***** Given data
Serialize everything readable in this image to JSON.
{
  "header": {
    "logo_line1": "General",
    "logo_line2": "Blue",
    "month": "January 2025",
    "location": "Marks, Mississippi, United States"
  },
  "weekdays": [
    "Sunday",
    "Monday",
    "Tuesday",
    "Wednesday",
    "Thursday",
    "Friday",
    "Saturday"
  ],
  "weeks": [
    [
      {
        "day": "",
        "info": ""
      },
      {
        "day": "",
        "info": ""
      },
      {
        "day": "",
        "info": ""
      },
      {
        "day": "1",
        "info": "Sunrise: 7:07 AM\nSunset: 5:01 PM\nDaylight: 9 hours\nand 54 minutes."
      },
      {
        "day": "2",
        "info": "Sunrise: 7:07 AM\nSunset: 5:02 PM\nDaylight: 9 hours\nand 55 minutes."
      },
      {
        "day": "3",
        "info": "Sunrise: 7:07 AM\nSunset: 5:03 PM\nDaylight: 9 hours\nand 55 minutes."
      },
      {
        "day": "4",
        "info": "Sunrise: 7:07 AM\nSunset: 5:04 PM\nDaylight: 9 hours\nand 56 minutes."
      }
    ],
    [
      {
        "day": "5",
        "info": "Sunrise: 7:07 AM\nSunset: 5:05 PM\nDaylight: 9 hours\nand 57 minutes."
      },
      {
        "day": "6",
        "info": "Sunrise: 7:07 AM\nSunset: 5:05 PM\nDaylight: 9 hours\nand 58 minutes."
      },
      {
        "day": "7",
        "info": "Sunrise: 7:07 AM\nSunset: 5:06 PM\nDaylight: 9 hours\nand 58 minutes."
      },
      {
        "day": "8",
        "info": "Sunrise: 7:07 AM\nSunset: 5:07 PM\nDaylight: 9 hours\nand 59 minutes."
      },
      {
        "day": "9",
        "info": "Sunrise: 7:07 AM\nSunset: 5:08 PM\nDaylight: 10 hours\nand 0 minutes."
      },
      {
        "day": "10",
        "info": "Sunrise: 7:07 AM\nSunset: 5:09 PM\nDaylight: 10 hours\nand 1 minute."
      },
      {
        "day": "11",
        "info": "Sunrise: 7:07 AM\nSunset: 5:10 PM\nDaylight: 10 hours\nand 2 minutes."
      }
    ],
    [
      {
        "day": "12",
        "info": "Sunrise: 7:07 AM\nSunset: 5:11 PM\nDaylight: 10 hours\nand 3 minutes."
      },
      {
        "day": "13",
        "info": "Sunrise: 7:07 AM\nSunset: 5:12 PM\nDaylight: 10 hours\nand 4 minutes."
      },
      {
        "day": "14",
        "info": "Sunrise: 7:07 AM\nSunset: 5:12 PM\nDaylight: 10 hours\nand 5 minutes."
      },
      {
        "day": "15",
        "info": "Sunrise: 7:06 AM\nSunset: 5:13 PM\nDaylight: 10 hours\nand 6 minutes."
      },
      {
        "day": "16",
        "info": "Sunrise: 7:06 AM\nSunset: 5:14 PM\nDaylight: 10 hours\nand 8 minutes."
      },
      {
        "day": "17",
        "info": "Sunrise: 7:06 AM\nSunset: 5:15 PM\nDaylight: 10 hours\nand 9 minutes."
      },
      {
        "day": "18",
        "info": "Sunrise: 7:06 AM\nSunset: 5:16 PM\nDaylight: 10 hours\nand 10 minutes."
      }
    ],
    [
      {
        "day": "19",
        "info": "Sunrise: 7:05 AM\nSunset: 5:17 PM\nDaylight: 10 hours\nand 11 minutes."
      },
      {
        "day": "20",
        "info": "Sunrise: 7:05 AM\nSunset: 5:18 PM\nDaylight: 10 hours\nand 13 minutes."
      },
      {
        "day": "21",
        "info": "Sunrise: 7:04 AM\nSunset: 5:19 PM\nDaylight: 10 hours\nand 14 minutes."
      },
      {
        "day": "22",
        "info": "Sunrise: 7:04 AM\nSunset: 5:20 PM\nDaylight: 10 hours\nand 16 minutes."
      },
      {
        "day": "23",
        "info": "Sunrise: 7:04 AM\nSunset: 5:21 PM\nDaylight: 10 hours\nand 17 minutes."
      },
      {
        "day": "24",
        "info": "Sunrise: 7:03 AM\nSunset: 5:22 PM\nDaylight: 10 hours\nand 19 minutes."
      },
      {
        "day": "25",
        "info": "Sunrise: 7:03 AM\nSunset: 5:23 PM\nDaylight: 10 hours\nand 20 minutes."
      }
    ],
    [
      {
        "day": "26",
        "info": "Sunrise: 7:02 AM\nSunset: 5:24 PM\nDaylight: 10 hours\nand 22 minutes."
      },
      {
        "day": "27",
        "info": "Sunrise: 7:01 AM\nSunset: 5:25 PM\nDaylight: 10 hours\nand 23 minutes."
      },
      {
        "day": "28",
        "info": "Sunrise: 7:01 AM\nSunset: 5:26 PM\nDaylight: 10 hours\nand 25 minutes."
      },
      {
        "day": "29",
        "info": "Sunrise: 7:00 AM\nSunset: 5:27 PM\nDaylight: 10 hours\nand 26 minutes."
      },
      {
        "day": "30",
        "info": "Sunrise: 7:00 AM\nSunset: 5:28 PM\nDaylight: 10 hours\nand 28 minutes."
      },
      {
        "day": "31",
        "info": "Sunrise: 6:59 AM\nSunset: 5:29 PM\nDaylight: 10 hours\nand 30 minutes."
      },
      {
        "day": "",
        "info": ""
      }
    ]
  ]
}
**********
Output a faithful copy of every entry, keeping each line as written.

→ **Solution to the problem**:
Serialize everything readable in this image to JSON.
{
  "header": {
    "logo_line1": "General",
    "logo_line2": "Blue",
    "month": "January 2025",
    "location": "Marks, Mississippi, United States"
  },
  "weekdays": [
    "Sunday",
    "Monday",
    "Tuesday",
    "Wednesday",
    "Thursday",
    "Friday",
    "Saturday"
  ],
  "weeks": [
    [
      {
        "day": "",
        "info": ""
      },
      {
        "day": "",
        "info": ""
      },
      {
        "day": "",
        "info": ""
      },
      {
        "day": "1",
        "info": "Sunrise: 7:07 AM\nSunset: 5:01 PM\nDaylight: 9 hours\nand 54 minutes."
      },
      {
        "day": "2",
        "info": "Sunrise: 7:07 AM\nSunset: 5:02 PM\nDaylight: 9 hours\nand 55 minutes."
      },
      {
        "day": "3",
        "info": "Sunrise: 7:07 AM\nSunset: 5:03 PM\nDaylight: 9 hours\nand 55 minutes."
      },
      {
        "day": "4",
        "info": "Sunrise: 7:07 AM\nSunset: 5:04 PM\nDaylight: 9 hours\nand 56 minutes."
      }
    ],
    [
      {
        "day": "5",
        "info": "Sunrise: 7:07 AM\nSunset: 5:05 PM\nDaylight: 9 hours\nand 57 minutes."
      },
      {
        "day": "6",
        "info": "Sunrise: 7:07 AM\nSunset: 5:05 PM\nDaylight: 9 hours\nand 58 minutes."
      },
      {
        "day": "7",
        "info": "Sunrise: 7:07 AM\nSunset: 5:06 PM\nDaylight: 9 hours\nand 58 minutes."
      },
      {
        "day": "8",
        "info": "Sunrise: 7:07 AM\nSunset: 5:07 PM\nDaylight: 9 hours\nand 59 minutes."
      },
      {
        "day": "9",
        "info": "Sunrise: 7:07 AM\nSunset: 5:08 PM\nDaylight: 10 hours\nand 0 minutes."
      },
      {
        "day": "10",
        "info": "Sunrise: 7:07 AM\nSunset: 5:09 PM\nDaylight: 10 hours\nand 1 minute."
      },
      {
        "day": "11",
        "info": "Sunrise: 7:07 AM\nSunset: 5:10 PM\nDaylight: 10 hours\nand 2 minutes."
      }
    ],
    [
      {
        "day": "12",
        "info": "Sunrise: 7:07 AM\nSunset: 5:11 PM\nDaylight: 10 hours\nand 3 minutes."
      },
      {
        "day": "13",
        "info": "Sunrise: 7:07 AM\nSunset: 5:12 PM\nDaylight: 10 hours\nand 4 minutes."
      },
      {
        "day": "14",
        "info": "Sunrise: 7:07 AM\nSunset: 5:12 PM\nDaylight: 10 hours\nand 5 minutes."
      },
      {
        "day": "15",
        "info": "Sunrise: 7:06 AM\nSunset: 5:13 PM\nDaylight: 10 hours\nand 6 minutes."
      },
      {
        "day": "16",
        "info": "Sunrise: 7:06 AM\nSunset: 5:14 PM\nDaylight: 10 hours\nand 8 minutes."
      },
      {
        "day": "17",
        "info": "Sunrise: 7:06 AM\nSunset: 5:15 PM\nDaylight: 10 hours\nand 9 minutes."
      },
      {
        "day": "18",
        "info": "Sunrise: 7:06 AM\nSunset: 5:16 PM\nDaylight: 10 hours\nand 10 minutes."
      }
    ],
    [
      {
        "day": "19",
        "info": "Sunrise: 7:05 AM\nSunset: 5:17 PM\nDaylight: 10 hours\nand 11 minutes."
      },
      {
        "day": "20",
        "info": "Sunrise: 7:05 AM\nSunset: 5:18 PM\nDaylight: 10 hours\nand 13 minutes."
      },
      {
        "day": "21",
        "info": "Sunrise: 7:04 AM\nSunset: 5:19 PM\nDaylight: 10 hours\nand 14 minutes."
      },
      {
        "day": "22",
        "info": "Sunrise: 7:04 AM\nSunset: 5:20 PM\nDaylight: 10 hours\nand 16 minutes."
      },
      {
        "day": "23",
        "info": "Sunrise: 7:04 AM\nSunset: 5:21 PM\nDaylight: 10 hours\nand 17 minutes."
      },
      {
        "day": "24",
        "info": "Sunrise: 7:03 AM\nSunset: 5:22 PM\nDaylight: 10 hours\nand 19 minutes."
      },
      {
        "day": "25",
        "info": "Sunrise: 7:03 AM\nSunset: 5:23 PM\nDaylight: 10 hours\nand 20 minutes."
      }
    ],
    [
      {
        "day": "26",
        "info": "Sunrise: 7:02 AM\nSunset: 5:24 PM\nDaylight: 10 hours\nand 22 minutes."
      },
      {
        "day": "27",
        "info": "Sunrise: 7:01 AM\nSunset: 5:25 PM\nDaylight: 10 hours\nand 23 minutes."
      },
      {
        "day": "28",
        "info": "Sunrise: 7:01 AM\nSunset: 5:26 PM\nDaylight: 10 hours\nand 25 minutes."
      },
      {
        "day": "29",
        "info": "Sunrise: 7:00 AM\nSunset: 5:27 PM\nDaylight: 10 hours\nand 26 minutes."
      },
      {
        "day": "30",
        "info": "Sunrise: 7:00 AM\nSunset: 5:28 PM\nDaylight: 10 hours\nand 28 minutes."
      },
      {
        "day": "31",
        "info": "Sunrise: 6:59 AM\nSunset: 5:29 PM\nDaylight: 10 hours\nand 30 minutes."
      },
      {
        "day": "",
        "info": ""
      }
    ]
  ]
}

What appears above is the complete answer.